Since mid-2016, M2 growth in China has fallen sharply and has recently recorded consecutive record lows. This has occurred amid a massive credit expansion, raising questions about the representativeness and relevancy of M2 as a gauge of monetary policy, and as a leading indicator of growth and inflation. Rapid changes to the structure of China's financial system, followed by regulatory tightening, have likely distorted M2 as a measure. But as the system adjusts, M2 will again serve as a relevant indicator. The rapid growth in shadow financing and subsequent policies to reduce financial sector leverage caused the notable deviation between M2 growth and the underlying credit expansion (see Chart 10). This was driven by the diversification of savings away from traditional bank deposits as more people chose to save with non-bank financial institutions and wealth management products, leading to divergence between M1 and M2 (see Chart 11). Although the value of M2 growth as a liquidity measure has been undermined by thriving shadow bank financing in recent years, policy tightening and increased shadow banking regulations will likely make M2 relevant again.

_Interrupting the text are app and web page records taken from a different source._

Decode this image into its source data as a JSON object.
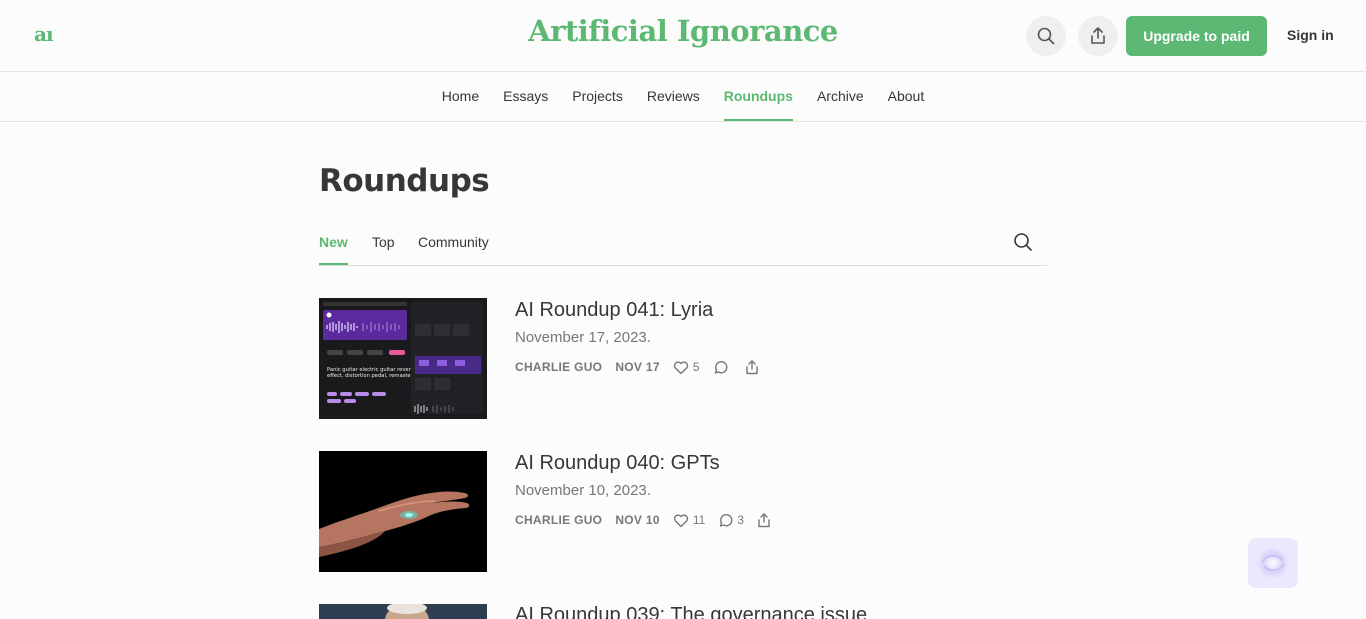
{
  "header": {
    "logo": "aı",
    "title": "Artificial Ignorance",
    "upgrade_label": "Upgrade to paid",
    "signin_label": "Sign in"
  },
  "nav": {
    "items": [
      {
        "label": "Home"
      },
      {
        "label": "Essays"
      },
      {
        "label": "Projects"
      },
      {
        "label": "Reviews"
      },
      {
        "label": "Roundups",
        "active": true
      },
      {
        "label": "Archive"
      },
      {
        "label": "About"
      }
    ]
  },
  "page": {
    "heading": "Roundups",
    "tabs": [
      {
        "label": "New",
        "active": true
      },
      {
        "label": "Top"
      },
      {
        "label": "Community"
      }
    ]
  },
  "posts": [
    {
      "title": "AI Roundup 041: Lyria",
      "subtitle": "November 17, 2023.",
      "author": "CHARLIE GUO",
      "date": "NOV 17",
      "likes": "5",
      "comments": ""
    },
    {
      "title": "AI Roundup 040: GPTs",
      "subtitle": "November 10, 2023.",
      "author": "CHARLIE GUO",
      "date": "NOV 10",
      "likes": "11",
      "comments": "3"
    },
    {
      "title": "AI Roundup 039: The governance issue"
    }
  ],
  "thumb1_text": "Panic guitar electric guitar reverb effect, distortion pedal, remastered",
  "colors": {
    "accent": "#5cb872",
    "text": "#363737",
    "muted": "#777777"
  }
}
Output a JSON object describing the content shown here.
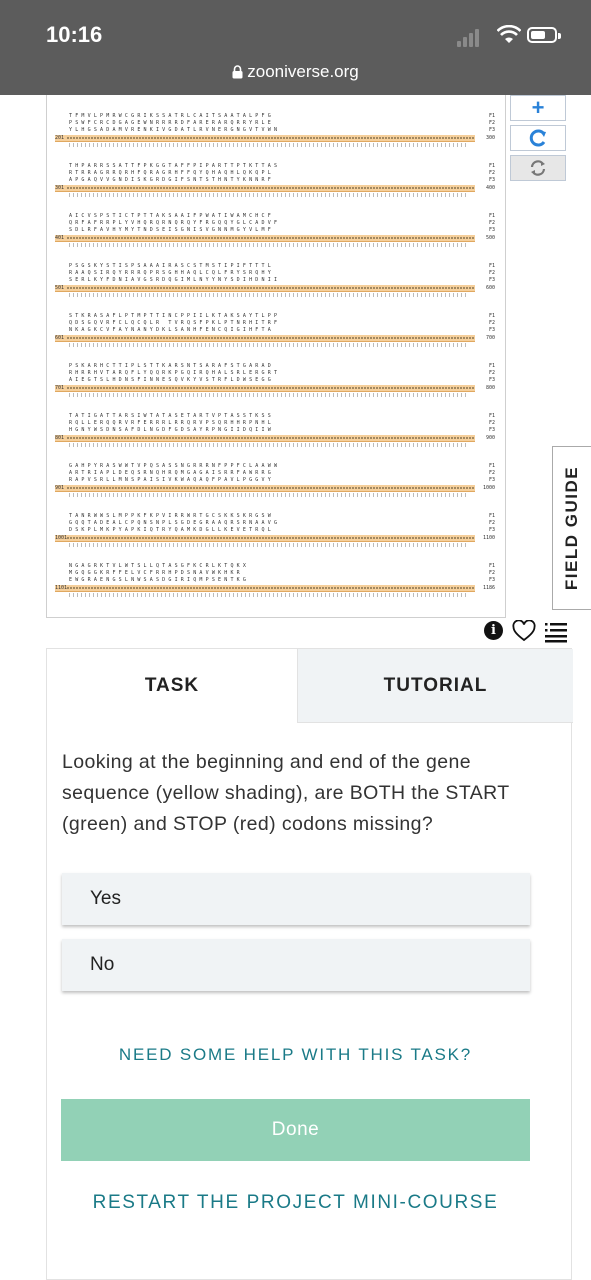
{
  "status_bar": {
    "time": "10:16"
  },
  "browser": {
    "url": "zooniverse.org"
  },
  "subject": {
    "blocks": [
      {
        "pos": "201",
        "end": "300",
        "aa": [
          "TFMVLPMRWCGRIKSSATRLCAITSAATALPFG",
          "PSWFCRCDGAGEWNRRRRDFARERARQRRYRLE",
          "YLHGSADAMVRENKIVGDATLRVNERGNGVTVWN"
        ],
        "stops": []
      },
      {
        "pos": "301",
        "end": "400",
        "aa": [
          "THPARRSSATTFPKGGTAFFPIPARTTPTKTTAS",
          "RTRRAGRRQRHFQRAGRHFFQYQHAQHLQKQPL",
          "APGAQVVGNDISKGRDGIFSNTSTHNTYKNNRF"
        ],
        "stops": []
      },
      {
        "pos": "401",
        "end": "500",
        "aa": [
          "AICVSPSTICTPTTAKSAAIFPWATIWAMCHCF",
          "QRFAFRRPLYVHQRQRNQRQYFRGQQYGLCADVF",
          "SDLRFAVHYMYTNDSEISGNISVGNNMGYVLMF"
        ],
        "stops": []
      },
      {
        "pos": "501",
        "end": "600",
        "aa": [
          "PSGSKYSTISPSAAAIRASCSTMSTIPIFTTTL",
          "RAAQSIRQYRRRQPRSGHHAQLCQLFRYSRQHY",
          "SERLKYFDNIAVGSRDQGIMLNYYNYSDIHDNII"
        ],
        "stops": []
      },
      {
        "pos": "601",
        "end": "700",
        "aa": [
          "STKRASAFLPTMPTTINCPPIILKTAKSAYTLPP",
          "QDSGQVRFCLQCQLR#TVRQSFPKLPTNRHITRF",
          "NKAGKCVFAYNANYDKLSANHFENCQIGIHFTA"
        ],
        "stops": []
      },
      {
        "pos": "701",
        "end": "800",
        "aa": [
          "PSKARHCTTIPLSTTKARSNTSARAFSTGARAD",
          "RHRRHVTARQFLYQQRKPGQIRQHALSRLERGRT",
          "AIEGTSLHDNSFINNESQVKYVSTRFLDWSEGG"
        ],
        "stops": []
      },
      {
        "pos": "801",
        "end": "900",
        "aa": [
          "TATIGATTARSIWTATASETARTVPTASSTKSS",
          "RQLLERQQRVRFERRRLRRQRVPSQRHHRPNHL",
          "HGNYWSDNSAFDLNGDFGDSAYRPNGIIDQIIW"
        ],
        "stops": []
      },
      {
        "pos": "901",
        "end": "1000",
        "aa": [
          "GAHPYRASWWTVPQSASSNGRRRNFPPFCLAAWW",
          "ARTRIAPLDEQSRNQHRQMGAGAISRRFAWRRG",
          "RAPVSRLLMNSPAISIVKWAQAQFPAVLPGGVY"
        ],
        "stops": []
      },
      {
        "pos": "1001",
        "end": "1100",
        "aa": [
          "TANRWWSLMPPKFKPVIRRWRTGCSKKSKRGSW",
          "GQQTADEALCPQNSNPLSGDEGRAAQRSRNAAVG",
          "DSKPLMKPYAPKIQTRYQAMKDGLLKEVETRQL"
        ],
        "stops": []
      },
      {
        "pos": "1101",
        "end": "1186",
        "aa": [
          "NGAGRKTVLWTSLLQTASGFKCRLKTQKX",
          "MGQGGKRFFELVCFRRHPDSNAVWKHKR",
          "EWGRAENGSLNWSASDGIRIQMPSENTKG"
        ],
        "stops": []
      }
    ]
  },
  "toolbar": {
    "zoom_in_icon": "plus-icon",
    "reset_icon": "refresh-icon",
    "rotate_icon": "rotate-icon"
  },
  "field_guide": {
    "label": "FIELD GUIDE"
  },
  "task_panel": {
    "tabs": [
      {
        "label": "TASK"
      },
      {
        "label": "TUTORIAL"
      }
    ],
    "question": "Looking at the beginning and end of the gene sequence (yellow shading), are BOTH the START (green) and STOP (red) codons missing?",
    "answers": [
      {
        "label": "Yes"
      },
      {
        "label": "No"
      }
    ],
    "help_link": "NEED SOME HELP WITH THIS TASK?",
    "done_label": "Done",
    "restart_link": "RESTART THE PROJECT MINI-COURSE"
  },
  "colors": {
    "teal": "#1a7a87",
    "done_green": "#92d1b6",
    "sequence_highlight": "#f5cf9b",
    "stop_red": "#e74c3c"
  }
}
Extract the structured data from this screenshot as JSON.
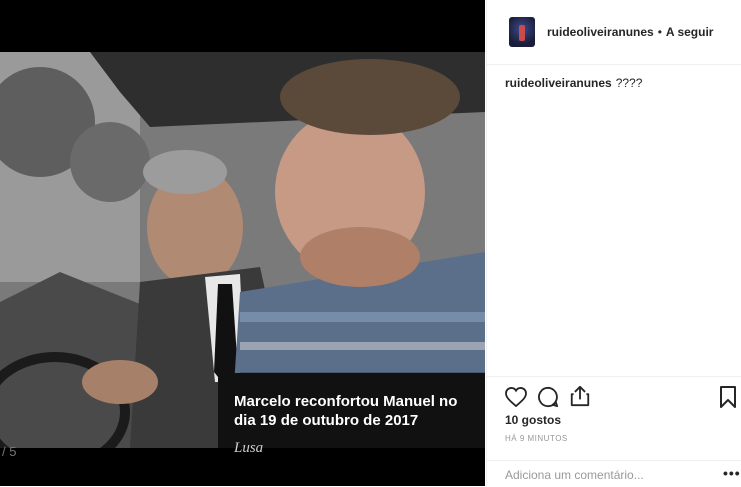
{
  "post": {
    "slide_counter": "/ 5",
    "caption": "Marcelo reconfortou Manuel no dia 19 de outubro de 2017",
    "credit": "Lusa"
  },
  "header": {
    "username": "ruideoliveiranunes",
    "separator": "•",
    "follow_label": "A seguir"
  },
  "comment": {
    "username": "ruideoliveiranunes",
    "text": "????"
  },
  "actions": {
    "icons": [
      "heart-icon",
      "comment-icon",
      "share-icon",
      "bookmark-icon"
    ],
    "likes": "10 gostos",
    "time": "HÁ 9 MINUTOS"
  },
  "add_comment": {
    "placeholder": "Adiciona um comentário...",
    "more_label": "•••"
  }
}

It helps to understand how money creation has changed in China over the past 10 years. Until the end of 2014, the People's Bank of China's (PBoC) balance sheet was largely a factor of China's twin surpluses and their growing pile of FX reserves. To offset the surge in the monetary base, the required reserve ratio (RRR) was hiked as high as 21.5% to rein in loan growth at commercial banks. It was not until outflows picked up in 2014/2015, that domestic money creation became a factor in monetary policy. As a result, the monetary policy framework and policy tools have changed substantially in the last couple of years, as the PBoC became a 'provider' of liquidity. With monetary policy shifting towards an easing bias, mainly driven by RRR cuts, M2 will likely rebound over the next 2-3 quarters. However, in the medium to long run, the structural downtrend in M2 growth will likely continue. As China's economy slowly shifts from an investment-driven growth model to one more reliant on consumption, its demand for credit should also slow. Monetary policy, in the long run, will reflect these conditions. Additionally, a further expansion of the PBoC's balance sheet will be increasingly difficult, as the PBoC has already become the largest central bank in the world. As a result, M2 growth and money creation will become more reliant on commercial banks extending credit. This suggests the PBoC will likely have to continue cutting the RRR in coming years.